Msgr. Joseph G. Prior

Msgr. Joseph G. Prior

(See the readings for the 33rd Sunday in Ordinary Time, Nov. 15)

“It was the best of times, it was the worst of times, it was the age of wisdom, it was the age of foolishness, it was the epoch of belief, it was the epoch of incredulity, it was the season of Light, it was the season of Darkness, it was the spring of hope, it was the winter of despair, we had everything before us, we had nothing before us, we were all going direct to Heaven, we were all going direct the other way – in short, the period was so far like the present period, that some of its noisiest authorities insisted on its being received, for good or for evil, in the superlative degree of comparison only.”

The quotation is from the opening of the literary classic “A Tale of Two Cities” by Charles Dickens. The novel was written in 1859. The story that unfolds is set during the French Revolution and the Reign of Terror that engulfed France in the late 19th century. The opening paragraph captures the confusion of the times whereby characteristics of the day were only described in terms of extremes.
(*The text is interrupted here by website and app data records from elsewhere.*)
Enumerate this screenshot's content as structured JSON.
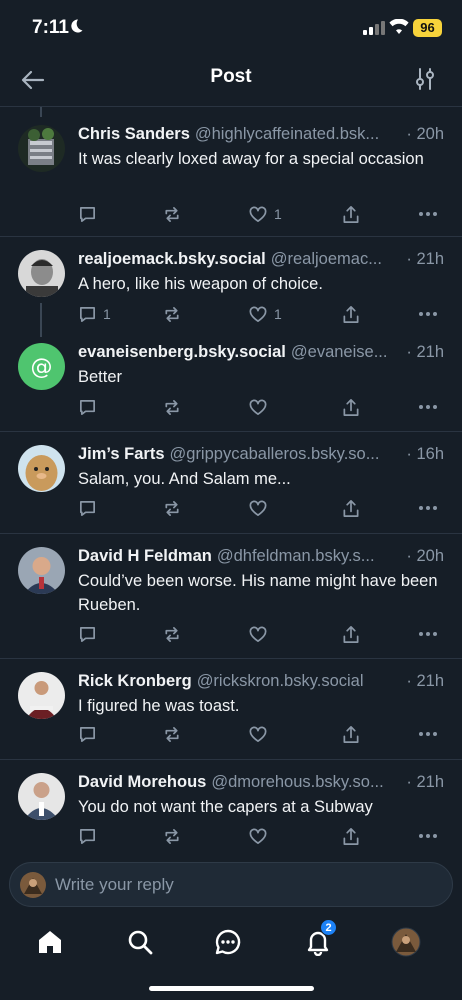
{
  "status": {
    "time": "7:11",
    "battery": "96"
  },
  "header": {
    "title": "Post"
  },
  "posts": [
    {
      "name": "Chris Sanders",
      "handle": "@highlycaffeinated.bsk...",
      "time": "· 20h",
      "text": "It was clearly loxed away for a special occasion",
      "replies": "",
      "likes": "1"
    },
    {
      "name": "realjoemack.bsky.social",
      "handle": "@realjoemac...",
      "time": "· 21h",
      "text": "A hero, like his weapon of choice.",
      "replies": "1",
      "likes": "1"
    },
    {
      "name": "evaneisenberg.bsky.social",
      "handle": "@evaneise...",
      "time": "· 21h",
      "text": "Better",
      "replies": "",
      "likes": ""
    },
    {
      "name": "Jim’s Farts",
      "handle": "@grippycaballeros.bsky.so...",
      "time": "· 16h",
      "text": "Salam, you. And Salam me...",
      "replies": "",
      "likes": ""
    },
    {
      "name": "David H Feldman",
      "handle": "@dhfeldman.bsky.s...",
      "time": "· 20h",
      "text": "Could’ve been worse. His name might have been Rueben.",
      "replies": "",
      "likes": ""
    },
    {
      "name": "Rick Kronberg",
      "handle": "@rickskron.bsky.social",
      "time": "· 21h",
      "text": "I figured he was toast.",
      "replies": "",
      "likes": ""
    },
    {
      "name": "David Morehous",
      "handle": "@dmorehous.bsky.so...",
      "time": "· 21h",
      "text": "You do not want the capers at a Subway",
      "replies": "",
      "likes": ""
    }
  ],
  "reply": {
    "placeholder": "Write your reply"
  },
  "tabs": {
    "notifications_badge": "2"
  },
  "colors": {
    "background": "#161e27",
    "accent": "#1d82f6",
    "muted": "#8a97a6",
    "battery": "#f7d33b"
  }
}
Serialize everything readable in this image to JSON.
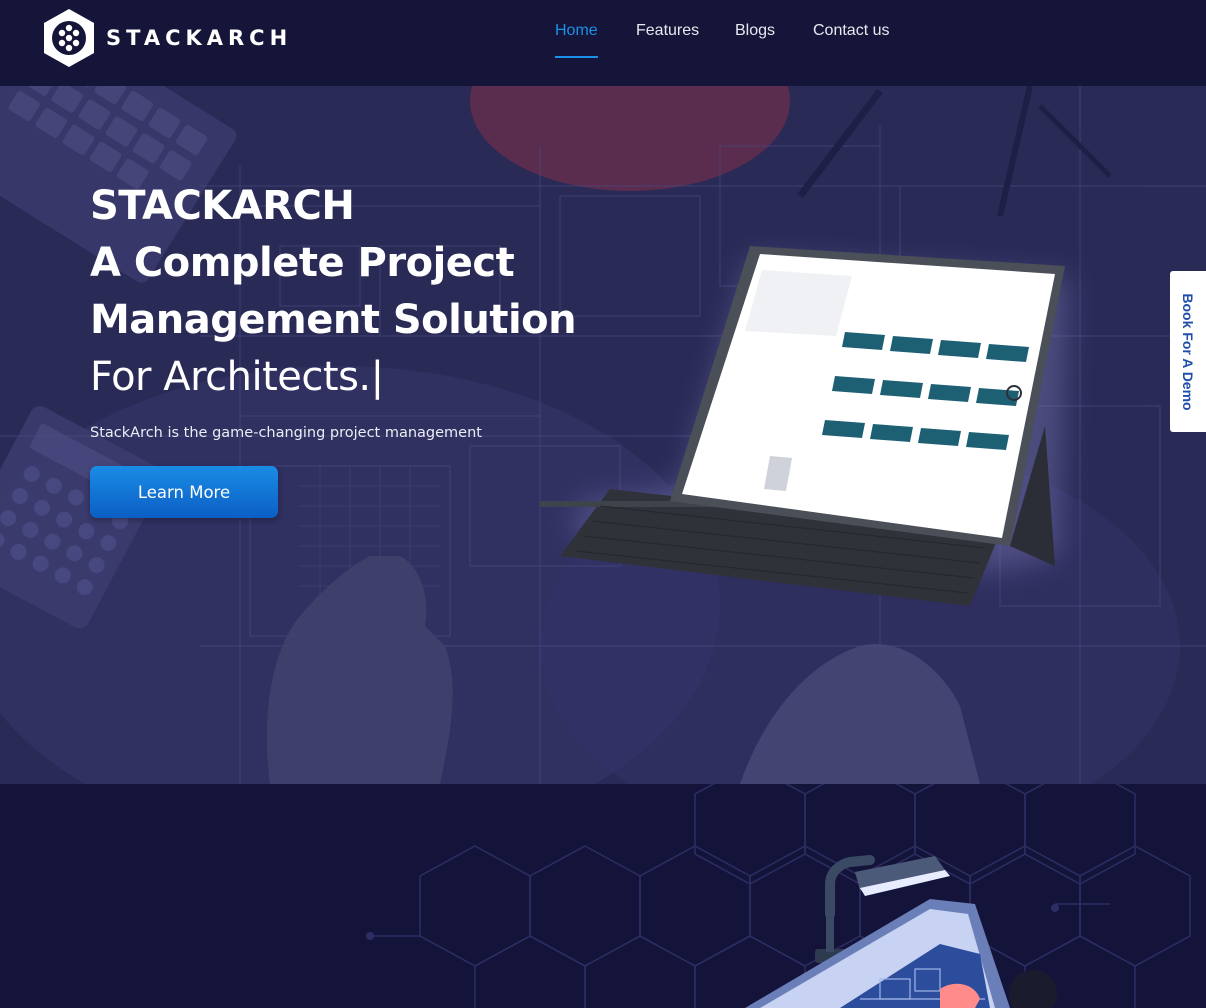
{
  "brand": {
    "name": "STACKARCH"
  },
  "nav": {
    "items": [
      {
        "label": "Home",
        "active": true
      },
      {
        "label": "Features",
        "active": false
      },
      {
        "label": "Blogs",
        "active": false
      },
      {
        "label": "Contact us",
        "active": false
      }
    ]
  },
  "hero": {
    "title_lines": [
      "STACKARCH",
      "A Complete Project",
      "Management Solution",
      "For Architects."
    ],
    "typing_cursor": "|",
    "subtitle": "StackArch is the game-changing project management",
    "cta_label": "Learn More"
  },
  "demo_tab": {
    "label": "Book For A Demo"
  },
  "colors": {
    "nav_bg": "#151539",
    "accent": "#1b90e8",
    "hero_overlay": "#2a2a57",
    "section_bg": "#14143a",
    "button": "#1a8ce6"
  },
  "icons": [
    "stackarch-logo-icon",
    "tablet-illustration",
    "architect-illustration"
  ]
}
The words capture in artistic fashion the “times” which they describe. In living the Christian life it is helpful to identify the “signs of the times,” in which we live. Doing so helps us to understand the influences that come upon us daily in our efforts to live as disciples of Christ in the 21st century.

The Second Vatican Council took up this exercise in composing Gaudium et Spes, “The Pastoral Constitution on the Church in the Modern World.” The opening paragraph in that document situates the church within the times saying: “The joys and the hopes, the griefs and the anxieties of the men of this age, especially those who are poor or in any way afflicted, these are the joys and hopes, the griefs and anxieties of the followers of Christ. Indeed, nothing genuinely human fails to raise an echo in their hearts. For theirs is a community composed of men. United in Christ, they are led by the Holy Spirit in their journey to the Kingdom of their Father and they have welcomed the news of salvation which is meant for every man. That is why this community realizes that it is truly linked with mankind and its history by the deepest of bonds.”

As the document develops, the Council Fathers speak to a wide range of issues that affect the lives of people living in the modern world. In doing so they identify the “signs of the times” and the influences, for good or evil, that the thoughts, practices and lifestyles of the day have on the faithful.

As we are coming to the close of this liturgical year and the opening of a new one, the readings for our Masses have the theme of the “end.” What is important in hearing the Word through these readings is that while the end will come and the ultimate victory will be Christ’s, remaining faithful in the present needs to be the focus.

Jesus uses the image of the fig tree in the Gospel passage for today’s liturgy. He says: “Learn a lesson from the fig tree. When its branch becomes tender and sprouts leaves, you know that summer is near.” Identifying the forces that influence our thoughts, attitudes, dispositions and actions helps us to respond better to Christ in faith.

As Dickens wrote that famous opening paragraph he alludes to a comparison to the “present age.” Some people today might feel like these words apply to our age. In other periods of history as well, though not all, this may be true. So what keeps us grounded in the midst of such confusion? Jesus gives us the answer when he says: “Heaven and earth will pass away, but my words will not pass away.”

Jesus is the One who keeps us “grounded.” He is the One who lives eternally and continues to speak to us through his words for he is the Word that leads us to our heavenly home. Through the Scriptures and life in the Church, his Body, he draws us to himself into the very life of God. Hearing his words, listening to his voice and responding in faith is the sure way to navigate through the confusion of our times.

In the early Church, one of the descriptors of the Christian life was “The Way.” Jesus used this term to describe himself when he said: “I am the Way, and the Truth and the Life.” Living the Christian life is like walking or running on a path. The road leads to life, so it is a road we want to be on. Sometimes the road is clear and we progress with good speed. Other times there may be obstacles that pop up which slow us down or distract us along the way.

Since Christ is with us on the journey, and more to the point, since he is the Way, we can overcome these obstacles with his help. Yet, there are other times when we might see another path that might seem attractive and it might allure us. This last path is the one to be wary of because it leads us away from Christ and leading us away from Christ leads us away from life.

Keeping to the Way will lead us to life. As we seek to answer the questions of life posed by the world in which we live, wisdom is needed. Wisdom helps us distinguish good from evil, right from wrong, better from good and so forth. Distinctions help us clarify thought, to discern the Truth and to walk the Way.

In a world where “anything,” “everything,” and “nothing” are commonplace, distinctions become all the more important. Wisdom helps us to make these distinctions. If Jesus is the Way perhaps we can speak of the Holy Spirit as the navigator. Through the Spirit we receive wisdom to discern what is the true path and to help identify the obstacles to advancing along the Way.

As we journey through life in the sometimes confusing and contradicting values that arise in the post-modern world, we have the ever increasing need to be wise. Our hope lies in the fact that this gift has been given; all we need to do is to avail ourselves of it.


Msgr. Joseph Prior is pastor of St. John the Evangelist Parish, Morrisville.